The survey of 2,020 people carried out last month by GfK Custom Research and the Chicago Council on Global Affairs found support for a boots on the ground response to war in the Baltics increased by 8 percent compared with three years ago.

The survey also found broad support for sanctions on Russia, with 41 percent in favor of keeping sanctions imposed mostly over events in Ukraine and 38 percent in favor of making sanctions harsher. Meanwhile, Russia's interference in the U.S. 2016 election, which the intelligence community is certain happened even while Russia vehemently denies it, seems to have colored Americans' views, as 44 percent see Russian influence in elections as a critical threat.

Crucially, while last year a reasonable majority of Americans (58 percent) felt the U.S. should "undertake friendly cooperation and engagement with Russia," this is no longer the case. That number has now shrunk to 43 percent, as 53 percent would rather see the U.S. "actively work to limit Russia's power."

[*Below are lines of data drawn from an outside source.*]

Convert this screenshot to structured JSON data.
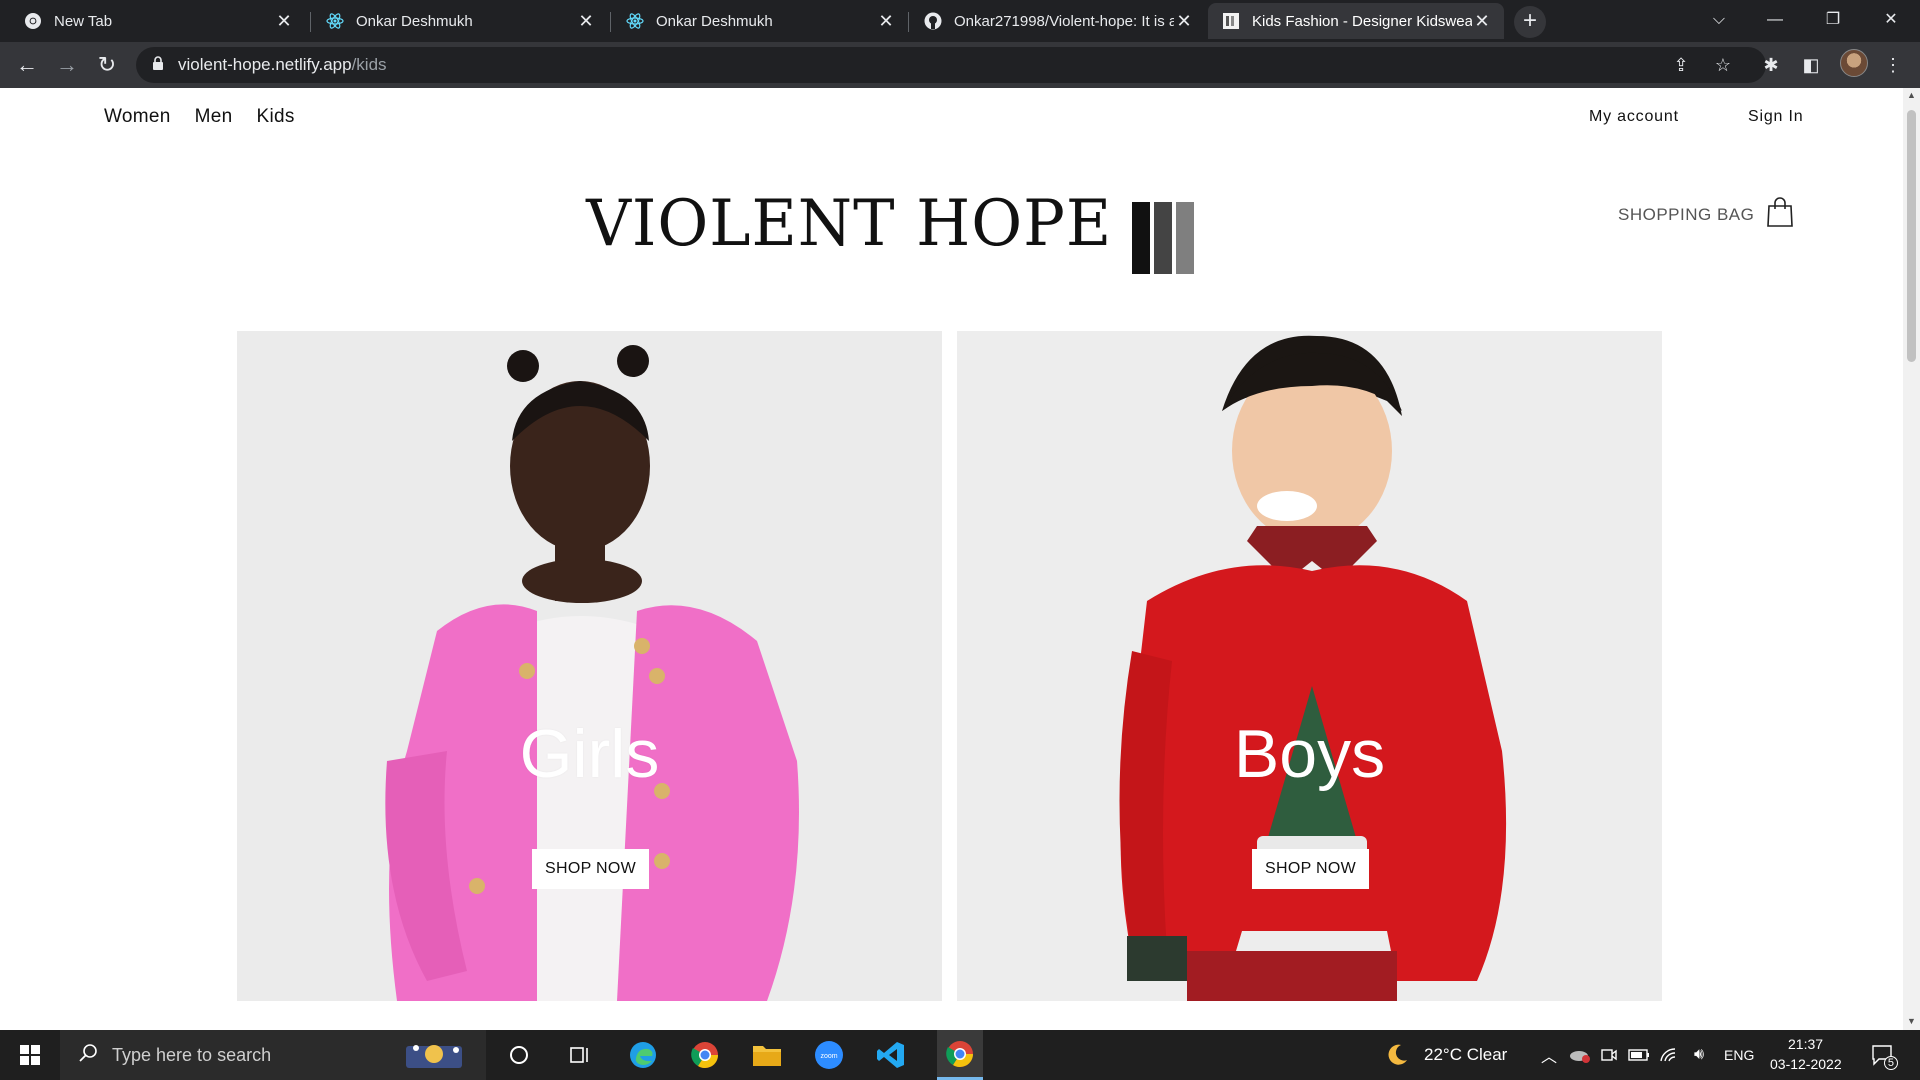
{
  "browser": {
    "tabs": [
      {
        "title": "New Tab",
        "icon": "chrome-icon"
      },
      {
        "title": "Onkar Deshmukh",
        "icon": "react-icon"
      },
      {
        "title": "Onkar Deshmukh",
        "icon": "react-icon"
      },
      {
        "title": "Onkar271998/Violent-hope: It is a",
        "icon": "github-icon"
      },
      {
        "title": "Kids Fashion - Designer Kidswear",
        "icon": "site-icon"
      }
    ],
    "new_tab": "+",
    "url_host": "violent-hope.netlify.app",
    "url_path": "/kids"
  },
  "nav": {
    "left": [
      "Women",
      "Men",
      "Kids"
    ],
    "my_account": "My account",
    "sign_in": "Sign In"
  },
  "logo": {
    "text": "VIOLENT HOPE",
    "bar_colors": [
      "#111111",
      "#444444",
      "#7f7f7f"
    ]
  },
  "bag": {
    "label": "SHOPPING BAG"
  },
  "cards": [
    {
      "label": "Girls",
      "button": "SHOP NOW"
    },
    {
      "label": "Boys",
      "button": "SHOP NOW"
    }
  ],
  "taskbar": {
    "search_placeholder": "Type here to search",
    "weather": "22°C  Clear",
    "lang": "ENG",
    "time": "21:37",
    "date": "03-12-2022",
    "notifications": "5"
  },
  "colors": {
    "girls_jacket": "#f06fc7",
    "boys_sweater": "#d4181d"
  }
}
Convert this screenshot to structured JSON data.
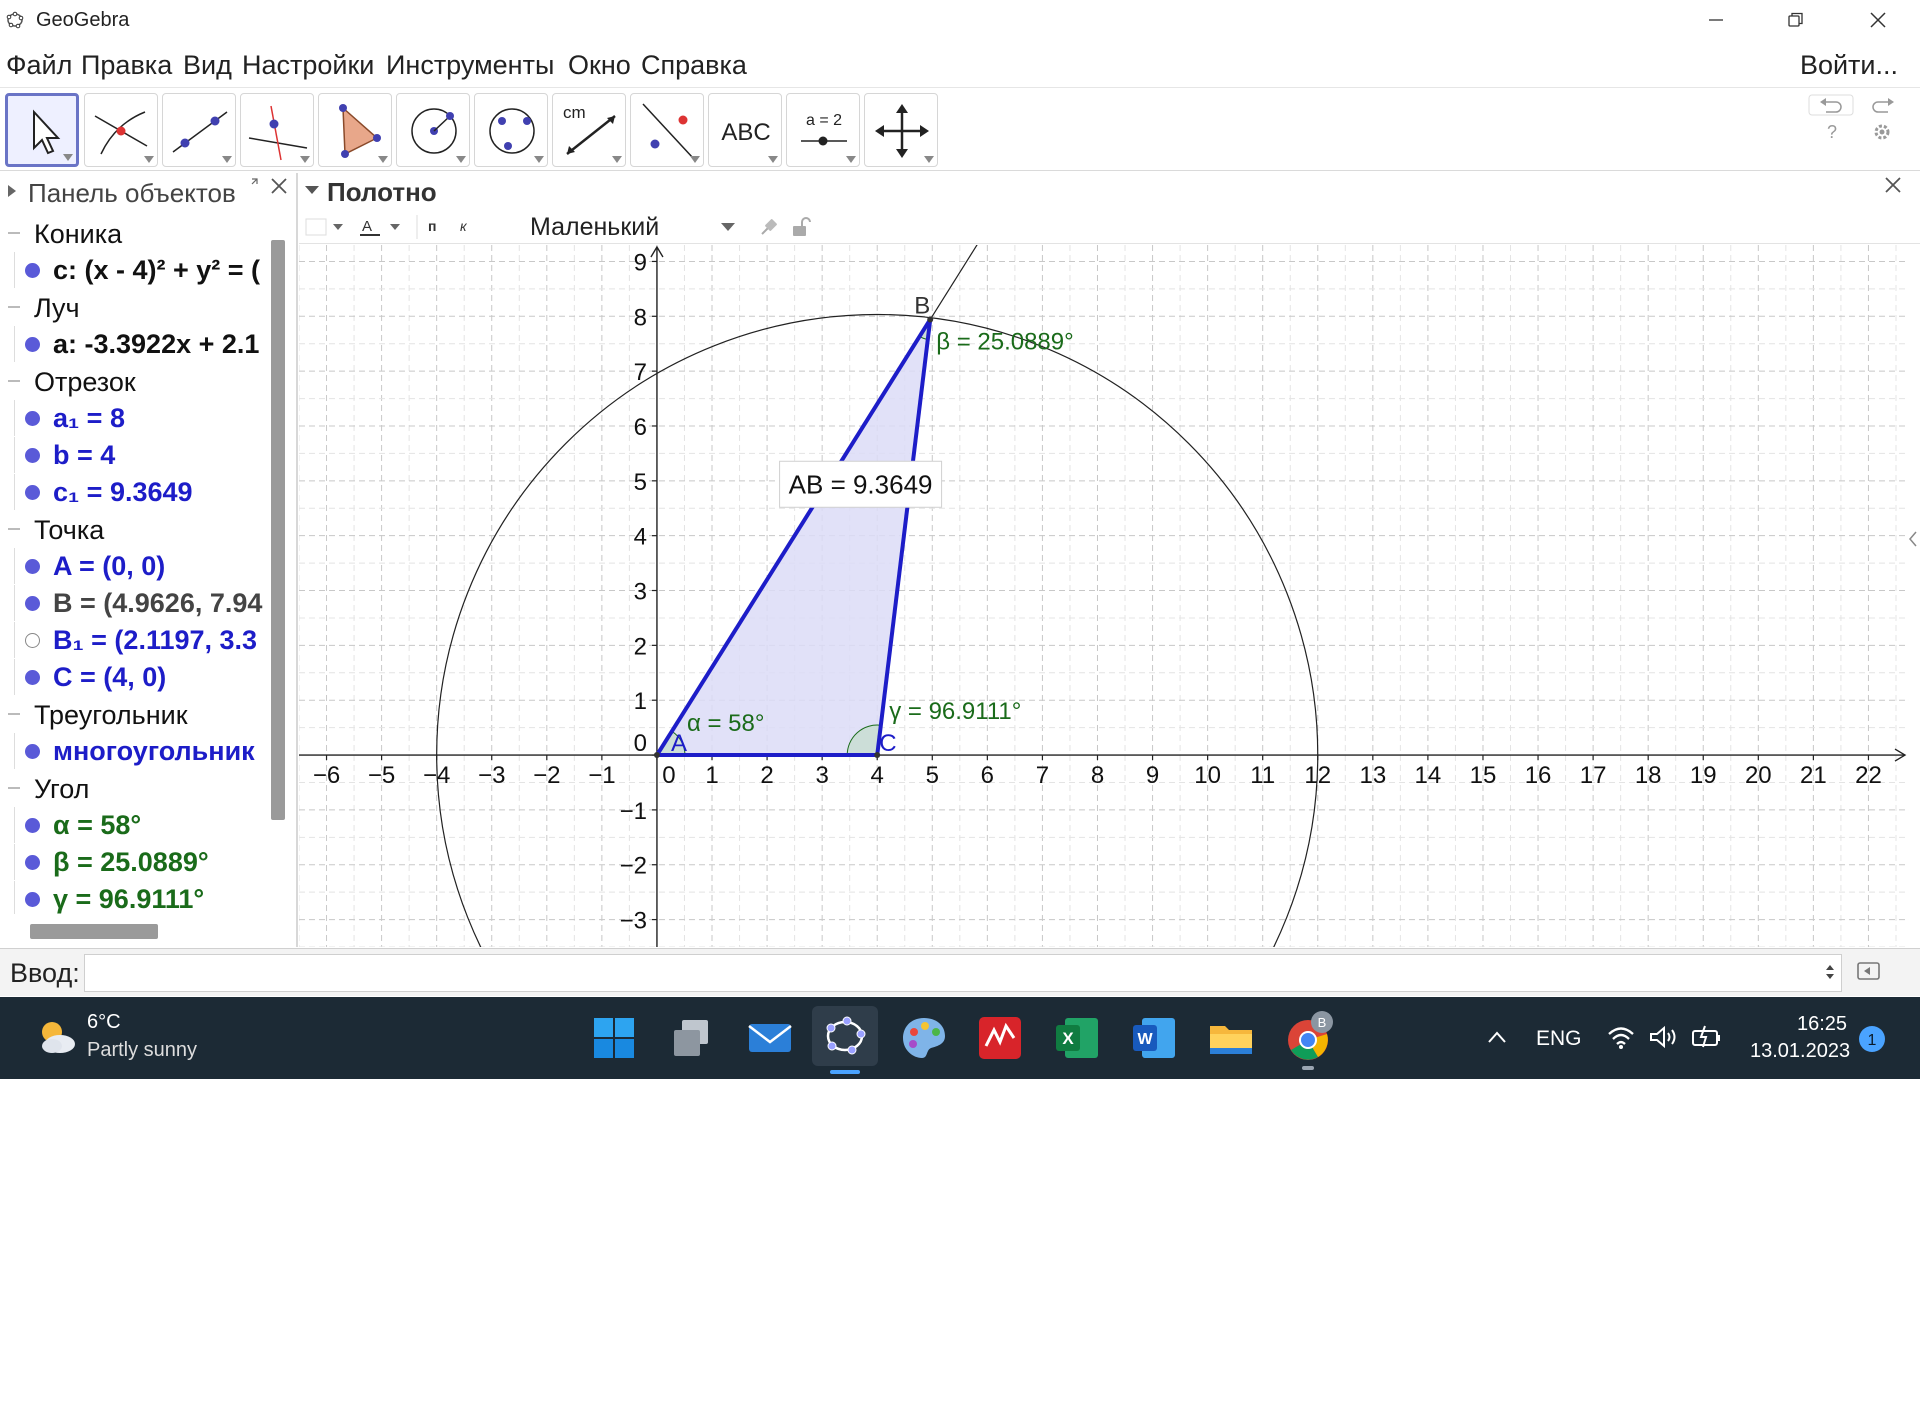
{
  "window": {
    "title": "GeoGebra"
  },
  "menu": {
    "items": [
      "Файл",
      "Правка",
      "Вид",
      "Настройки",
      "Инструменты",
      "Окно",
      "Справка"
    ],
    "login": "Войти..."
  },
  "toolbar": {
    "tools": [
      "move-tool",
      "intersect-tool",
      "line-tool",
      "perpendicular-tool",
      "polygon-tool",
      "circle-center-tool",
      "circle-three-points-tool",
      "distance-tool",
      "reflect-tool",
      "text-tool",
      "slider-tool",
      "move-view-tool"
    ],
    "text_tool_label": "ABC",
    "slider_tool_label": "a = 2",
    "distance_tool_label": "cm"
  },
  "algebra": {
    "title": "Панель объектов",
    "categories": [
      {
        "label": "Коника",
        "items": [
          {
            "text": "c: (x - 4)² + y² = (",
            "color": "#111111",
            "visible": true
          }
        ]
      },
      {
        "label": "Луч",
        "items": [
          {
            "text": "a: -3.3922x + 2.1",
            "color": "#111111",
            "visible": true
          }
        ]
      },
      {
        "label": "Отрезок",
        "items": [
          {
            "text": "a₁ = 8",
            "color": "#1d1dc8",
            "visible": true
          },
          {
            "text": "b = 4",
            "color": "#1d1dc8",
            "visible": true
          },
          {
            "text": "c₁ = 9.3649",
            "color": "#1d1dc8",
            "visible": true
          }
        ]
      },
      {
        "label": "Точка",
        "items": [
          {
            "text": "A = (0, 0)",
            "color": "#1d1dc8",
            "visible": true
          },
          {
            "text": "B = (4.9626, 7.94",
            "color": "#444444",
            "visible": true
          },
          {
            "text": "B₁ = (2.1197, 3.3",
            "color": "#1d1dc8",
            "visible": false
          },
          {
            "text": "C = (4, 0)",
            "color": "#1d1dc8",
            "visible": true
          }
        ]
      },
      {
        "label": "Треугольник",
        "items": [
          {
            "text": "многоугольник",
            "color": "#1d1dc8",
            "visible": true
          }
        ]
      },
      {
        "label": "Угол",
        "items": [
          {
            "text": "α = 58°",
            "color": "#1a6b1a",
            "visible": true
          },
          {
            "text": "β = 25.0889°",
            "color": "#1a6b1a",
            "visible": true
          },
          {
            "text": "γ = 96.9111°",
            "color": "#1a6b1a",
            "visible": true
          }
        ]
      }
    ]
  },
  "graphics": {
    "title": "Полотно",
    "size_select": "Маленький",
    "style_point": "п",
    "style_italic": "к",
    "style_color": "A",
    "x_range": [
      -6.5,
      22.7
    ],
    "y_range": [
      -3.5,
      9.3
    ],
    "x_ticks": [
      -6,
      -5,
      -4,
      -3,
      -2,
      -1,
      0,
      1,
      2,
      3,
      4,
      5,
      6,
      7,
      8,
      9,
      10,
      11,
      12,
      13,
      14,
      15,
      16,
      17,
      18,
      19,
      20,
      21,
      22
    ],
    "y_ticks": [
      -3,
      -2,
      -1,
      0,
      1,
      2,
      3,
      4,
      5,
      6,
      7,
      8,
      9
    ],
    "points": {
      "A": [
        0,
        0
      ],
      "B": [
        4.9626,
        7.9418
      ],
      "C": [
        4,
        0
      ]
    },
    "point_labels": [
      "A",
      "B",
      "C"
    ],
    "circle": {
      "center": [
        4,
        0
      ],
      "radius": 8
    },
    "ray_direction": [
      4.9626,
      7.9418
    ],
    "polygon_fill": "#dcdcf7",
    "segment_color": "#1d1dc8",
    "angle_color": "#1a6b1a",
    "labels": {
      "ab": "AB = 9.3649",
      "alpha": "α = 58°",
      "beta": "β = 25.0889°",
      "gamma": "γ = 96.9111°"
    }
  },
  "input": {
    "label": "Ввод:",
    "value": ""
  },
  "taskbar": {
    "weather_temp": "6°C",
    "weather_desc": "Partly sunny",
    "lang": "ENG",
    "time": "16:25",
    "date": "13.01.2023",
    "notifications": "1",
    "chrome_badge": "B",
    "apps": [
      "start-icon",
      "task-view-icon",
      "mail-icon",
      "geogebra-icon",
      "paint-icon",
      "pdf-icon",
      "excel-icon",
      "word-icon",
      "explorer-icon",
      "chrome-icon"
    ]
  }
}
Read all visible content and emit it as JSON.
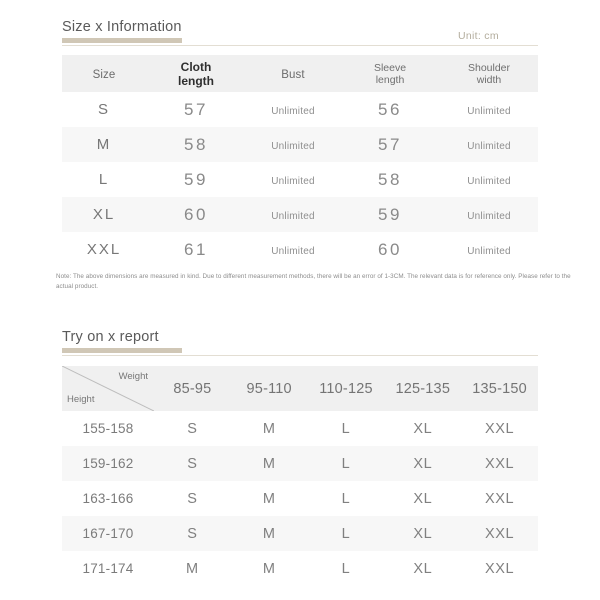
{
  "sections": {
    "size": {
      "title": "Size x Information",
      "unit": "Unit: cm",
      "headers": {
        "size": "Size",
        "cloth_length": "Cloth\nlength",
        "cloth_length_l1": "Cloth",
        "cloth_length_l2": "length",
        "bust": "Bust",
        "sleeve_length_l1": "Sleeve",
        "sleeve_length_l2": "length",
        "shoulder_width_l1": "Shoulder",
        "shoulder_width_l2": "width"
      },
      "rows": [
        {
          "size": "S",
          "cloth_length": "57",
          "bust": "Unlimited",
          "sleeve_length": "56",
          "shoulder_width": "Unlimited"
        },
        {
          "size": "M",
          "cloth_length": "58",
          "bust": "Unlimited",
          "sleeve_length": "57",
          "shoulder_width": "Unlimited"
        },
        {
          "size": "L",
          "cloth_length": "59",
          "bust": "Unlimited",
          "sleeve_length": "58",
          "shoulder_width": "Unlimited"
        },
        {
          "size": "XL",
          "cloth_length": "60",
          "bust": "Unlimited",
          "sleeve_length": "59",
          "shoulder_width": "Unlimited"
        },
        {
          "size": "XXL",
          "cloth_length": "61",
          "bust": "Unlimited",
          "sleeve_length": "60",
          "shoulder_width": "Unlimited"
        }
      ],
      "note": "Note: The above dimensions are measured in kind. Due to different measurement methods, there will be an error of 1-3CM. The relevant data is for reference only. Please refer to the actual product."
    },
    "tryon": {
      "title": "Try on x report",
      "corner": {
        "weight_label": "Weight",
        "height_label": "Height"
      },
      "weight_columns": [
        "85-95",
        "95-110",
        "110-125",
        "125-135",
        "135-150"
      ],
      "rows": [
        {
          "height": "155-158",
          "sizes": [
            "S",
            "M",
            "L",
            "XL",
            "XXL"
          ]
        },
        {
          "height": "159-162",
          "sizes": [
            "S",
            "M",
            "L",
            "XL",
            "XXL"
          ]
        },
        {
          "height": "163-166",
          "sizes": [
            "S",
            "M",
            "L",
            "XL",
            "XXL"
          ]
        },
        {
          "height": "167-170",
          "sizes": [
            "S",
            "M",
            "L",
            "XL",
            "XXL"
          ]
        },
        {
          "height": "171-174",
          "sizes": [
            "M",
            "M",
            "L",
            "XL",
            "XXL"
          ]
        }
      ]
    }
  },
  "colors": {
    "accent_underline": "#cdc4b2",
    "header_bg": "#f0f0f0",
    "stripe_bg": "#f7f7f7",
    "text": "#6f6f6f",
    "unit_text": "#b3ad9d"
  }
}
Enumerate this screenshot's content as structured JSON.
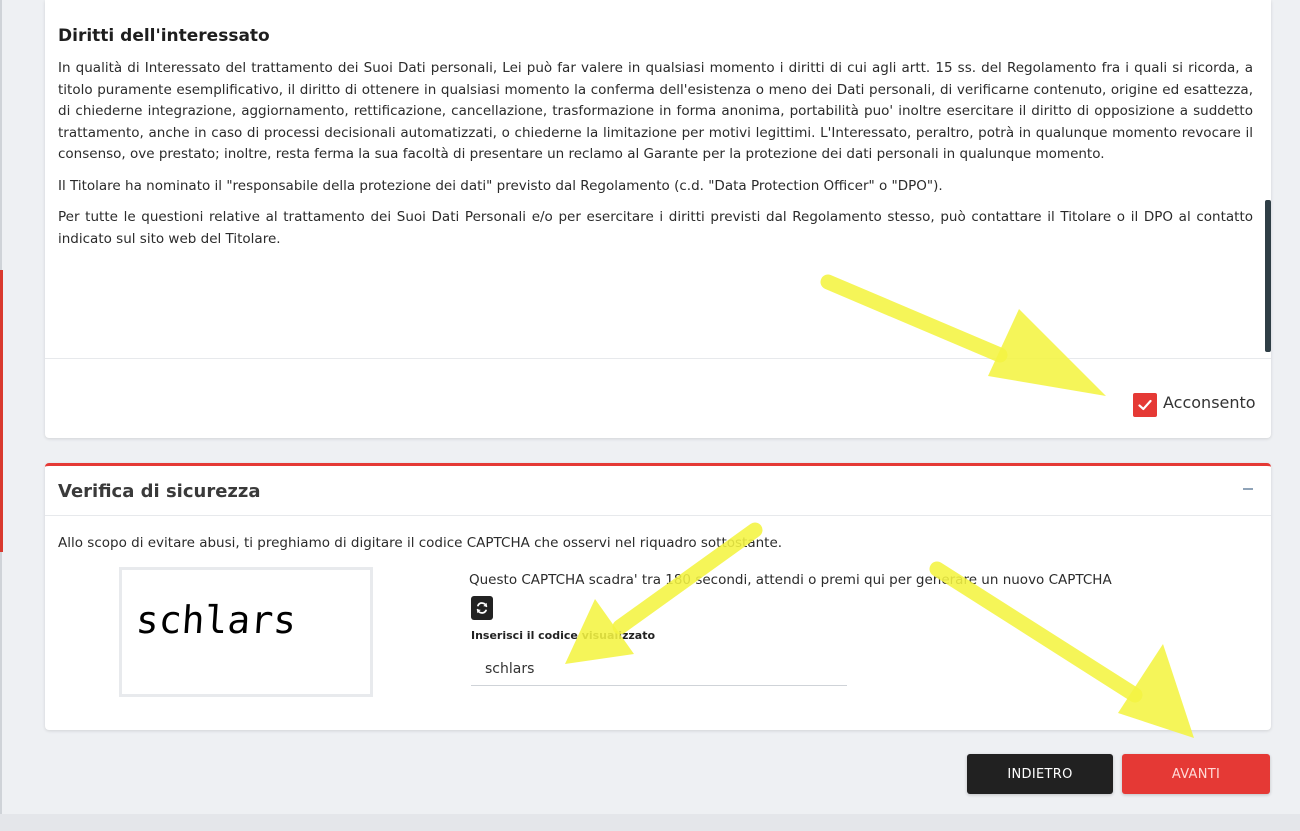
{
  "consent": {
    "title": "Diritti dell'interessato",
    "paragraphs": [
      "In qualità di Interessato del trattamento dei Suoi Dati personali, Lei può far valere in qualsiasi momento i diritti di cui agli artt. 15 ss. del Regolamento fra i quali si ricorda, a titolo puramente esemplificativo, il diritto di ottenere in qualsiasi momento la conferma dell'esistenza o meno dei Dati personali, di verificarne contenuto, origine ed esattezza, di chiederne integrazione, aggiornamento, rettificazione, cancellazione, trasformazione in forma anonima, portabilità puo' inoltre esercitare il diritto di opposizione a suddetto trattamento, anche in caso di processi decisionali automatizzati, o chiederne la limitazione per motivi legittimi. L'Interessato, peraltro, potrà in qualunque momento revocare il consenso, ove prestato; inoltre, resta ferma la sua facoltà di presentare un reclamo al Garante per la protezione dei dati personali in qualunque momento.",
      "Il Titolare ha nominato il \"responsabile della protezione dei dati\" previsto dal Regolamento (c.d. \"Data Protection Officer\" o \"DPO\").",
      "Per tutte le questioni relative al trattamento dei Suoi Dati Personali e/o per esercitare i diritti previsti dal Regolamento stesso, può contattare il Titolare o il DPO al contatto indicato sul sito web del Titolare."
    ],
    "checkbox_label": "Acconsento",
    "checked": true
  },
  "security": {
    "title": "Verifica di sicurezza",
    "intro": "Allo scopo di evitare abusi, ti preghiamo di digitare il codice CAPTCHA che osservi nel riquadro sottostante.",
    "captcha_text": "schlars",
    "expiry_text": "Questo CAPTCHA scadra' tra 180 secondi, attendi o premi qui per generare un nuovo CAPTCHA",
    "input_label": "Inserisci il codice visualizzato",
    "input_value": "schlars"
  },
  "buttons": {
    "back": "INDIETRO",
    "next": "AVANTI"
  },
  "colors": {
    "accent": "#e53935",
    "dark_button": "#212121",
    "annotation_arrow": "#f4f442"
  },
  "icons": {
    "checkbox": "check-icon",
    "refresh": "refresh-icon",
    "collapse": "minus-icon"
  }
}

U.S. President Donald Trump's campaign view that the NATO alliance was "obsolete" worried the Baltics, whose citizens see multinational support as a key deterrent to Russian ambitions in the region. Trump has since become convinced that NATO is "no longer obsolete," and his cabinet members, including Vice President Mike Pence—who met all three Baltic leaders on a visit to Estonia earlier this month—have reiterated U.S. support for the countries.